And, in fact, it was Margie, an Atlanta bartender and country singer, who approached Leitman with the idea of making a film about her mother. Leitman, whose first documentary, Wildwood, New Jersey, revealed the vulnerabilities and tender hearts beneath the heavy metal masquerade of a crew of adolescent girls, was intrigued by the stories Margie told about her crazy mother, who hears voices in the ceiling and spends her days douching with herbs so that her sexual organ “will smell sweet in God’s nostrils.” After leaving home, Margie tried to distance herself from Alma and from her passive-aggressive alcoholic father, but she talked to them on the phone every day.
Leitman filmed Alma and Margie over a period of three years. Alma, who still saw herself as the Marilyn Monroe-styled beauty she was in her youth, welcomed the attention. Her husband, clearly less enchanted with the filmmaking process, is glimpsed only in the background. Margie says he used to beat her mother’s head in every Friday night, but age and alcohol seem to have worn him down.
The film threads first-person anecdotes, old home movies, and photographs through the drama of Alma’s deteriorating mental and physical health and Margie’s attempts to do the right thing without being suffocated by her mother’s needs. The camera’s presence draws Alma’s competitiveness with her daughter into the open, but it also allows Margie to get the truth of her own experience on the record. “You only remember what you want,” Margie says accusingly to Alma, who is lounging in the backseat of Margie’s car, swathed in a coat and turban that make her look like a cross between the Easter Bunny and a more corpulent version of Gloria Swanson in Sunset Boulevard. To which Alma, with impeccable logic, replies, “Of course.”

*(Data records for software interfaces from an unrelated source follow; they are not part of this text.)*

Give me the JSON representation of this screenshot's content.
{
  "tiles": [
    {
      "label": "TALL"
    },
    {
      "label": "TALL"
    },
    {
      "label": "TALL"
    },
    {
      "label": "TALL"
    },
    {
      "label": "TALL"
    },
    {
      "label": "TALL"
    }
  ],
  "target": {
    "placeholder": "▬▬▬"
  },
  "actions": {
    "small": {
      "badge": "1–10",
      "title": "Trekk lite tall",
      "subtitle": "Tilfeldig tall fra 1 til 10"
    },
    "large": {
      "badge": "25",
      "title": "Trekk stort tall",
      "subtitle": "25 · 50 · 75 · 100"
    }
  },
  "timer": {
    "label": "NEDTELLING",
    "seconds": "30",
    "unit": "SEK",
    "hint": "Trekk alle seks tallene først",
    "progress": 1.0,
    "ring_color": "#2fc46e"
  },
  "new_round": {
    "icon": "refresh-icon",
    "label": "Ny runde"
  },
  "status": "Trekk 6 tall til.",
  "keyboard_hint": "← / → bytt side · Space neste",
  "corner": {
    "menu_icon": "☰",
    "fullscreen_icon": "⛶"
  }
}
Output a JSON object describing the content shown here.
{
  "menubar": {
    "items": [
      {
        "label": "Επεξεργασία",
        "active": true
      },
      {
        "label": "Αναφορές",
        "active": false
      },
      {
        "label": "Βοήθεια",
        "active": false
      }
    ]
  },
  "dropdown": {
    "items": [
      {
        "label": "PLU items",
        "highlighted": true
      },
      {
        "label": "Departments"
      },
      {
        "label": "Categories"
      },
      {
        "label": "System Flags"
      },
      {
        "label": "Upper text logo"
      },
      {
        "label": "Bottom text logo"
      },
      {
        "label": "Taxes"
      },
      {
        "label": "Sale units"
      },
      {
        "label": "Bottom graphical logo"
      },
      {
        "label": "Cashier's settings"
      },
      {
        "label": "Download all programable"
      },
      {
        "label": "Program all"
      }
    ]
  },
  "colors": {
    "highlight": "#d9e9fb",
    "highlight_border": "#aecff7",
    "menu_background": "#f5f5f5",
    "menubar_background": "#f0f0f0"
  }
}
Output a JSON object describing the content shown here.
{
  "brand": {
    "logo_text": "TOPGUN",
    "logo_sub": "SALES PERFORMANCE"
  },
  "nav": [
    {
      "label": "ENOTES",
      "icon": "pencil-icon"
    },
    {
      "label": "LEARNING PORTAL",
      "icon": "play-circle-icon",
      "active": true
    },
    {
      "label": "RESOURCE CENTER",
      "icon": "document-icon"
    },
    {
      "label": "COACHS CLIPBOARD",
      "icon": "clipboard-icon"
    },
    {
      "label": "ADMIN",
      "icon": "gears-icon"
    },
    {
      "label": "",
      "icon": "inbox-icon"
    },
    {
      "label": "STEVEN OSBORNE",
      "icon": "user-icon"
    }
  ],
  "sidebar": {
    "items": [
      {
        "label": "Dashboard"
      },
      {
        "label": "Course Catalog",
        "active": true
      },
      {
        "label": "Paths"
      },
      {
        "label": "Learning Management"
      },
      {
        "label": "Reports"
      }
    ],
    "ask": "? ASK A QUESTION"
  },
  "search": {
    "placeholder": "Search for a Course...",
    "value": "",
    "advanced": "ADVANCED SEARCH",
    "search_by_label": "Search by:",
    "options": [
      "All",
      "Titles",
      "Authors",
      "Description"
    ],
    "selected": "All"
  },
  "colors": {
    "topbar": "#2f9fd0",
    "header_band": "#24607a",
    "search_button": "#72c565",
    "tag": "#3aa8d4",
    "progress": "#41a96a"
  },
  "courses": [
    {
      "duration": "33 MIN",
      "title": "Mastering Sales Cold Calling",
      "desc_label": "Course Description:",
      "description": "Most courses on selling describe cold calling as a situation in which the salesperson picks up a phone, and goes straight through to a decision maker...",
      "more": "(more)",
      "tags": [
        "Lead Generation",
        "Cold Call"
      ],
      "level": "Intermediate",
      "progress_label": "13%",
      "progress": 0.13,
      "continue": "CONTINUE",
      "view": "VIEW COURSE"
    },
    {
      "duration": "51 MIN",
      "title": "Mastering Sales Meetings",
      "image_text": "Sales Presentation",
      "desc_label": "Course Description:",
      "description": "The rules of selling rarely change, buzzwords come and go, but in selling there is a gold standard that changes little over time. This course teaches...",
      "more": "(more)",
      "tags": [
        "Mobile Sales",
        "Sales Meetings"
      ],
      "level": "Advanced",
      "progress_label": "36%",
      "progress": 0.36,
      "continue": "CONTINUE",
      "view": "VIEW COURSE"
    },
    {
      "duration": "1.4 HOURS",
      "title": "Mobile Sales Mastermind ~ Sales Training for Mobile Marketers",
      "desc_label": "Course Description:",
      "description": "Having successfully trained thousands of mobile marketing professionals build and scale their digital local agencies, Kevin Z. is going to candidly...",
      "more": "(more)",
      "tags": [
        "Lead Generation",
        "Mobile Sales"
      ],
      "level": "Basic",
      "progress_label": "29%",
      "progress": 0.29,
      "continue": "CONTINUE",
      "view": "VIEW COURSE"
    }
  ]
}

If the filmmaker identifies with Margie, Alma emerges less as a monster than the victim of childhood abuse, religious fundamentalism, sexual repression, misogyny, and whacked-out brain chemistry. And while participating in the film seems to have a therapeutic effect on Margie and Alma, this is in no way an Oprah-like confessional. As fragmented and unresolved as the experiences of mother and daughter, Alma bears witness to a situation for which there are no easy answers.
When Alma has to go to court because she pulled a gun on her neighbors, she carries a piece of frozen lamb with her, explaining that “the Bible says ‘to overcome by the blood of the Lamb the word of your testimony.’ ” Alma might find kindred souls among the soapbox preachers, spiritual seekers, and just plain mad folk who populate Richard Sandler’s The Gods of Times Square. Sandler videotaped the Times Square scene over a period of roughly five years (from Mark Wahlberg looking down upon the lesser-endowed mortals below from his Calvin Klein billboard to Rudy Giuliani policing the millennium celebration). A collage of caught-on-the-fly interviews, The Gods of Times Square is so casually put together it barely counts as a movie, but in these slickster days, that’s almost a relief.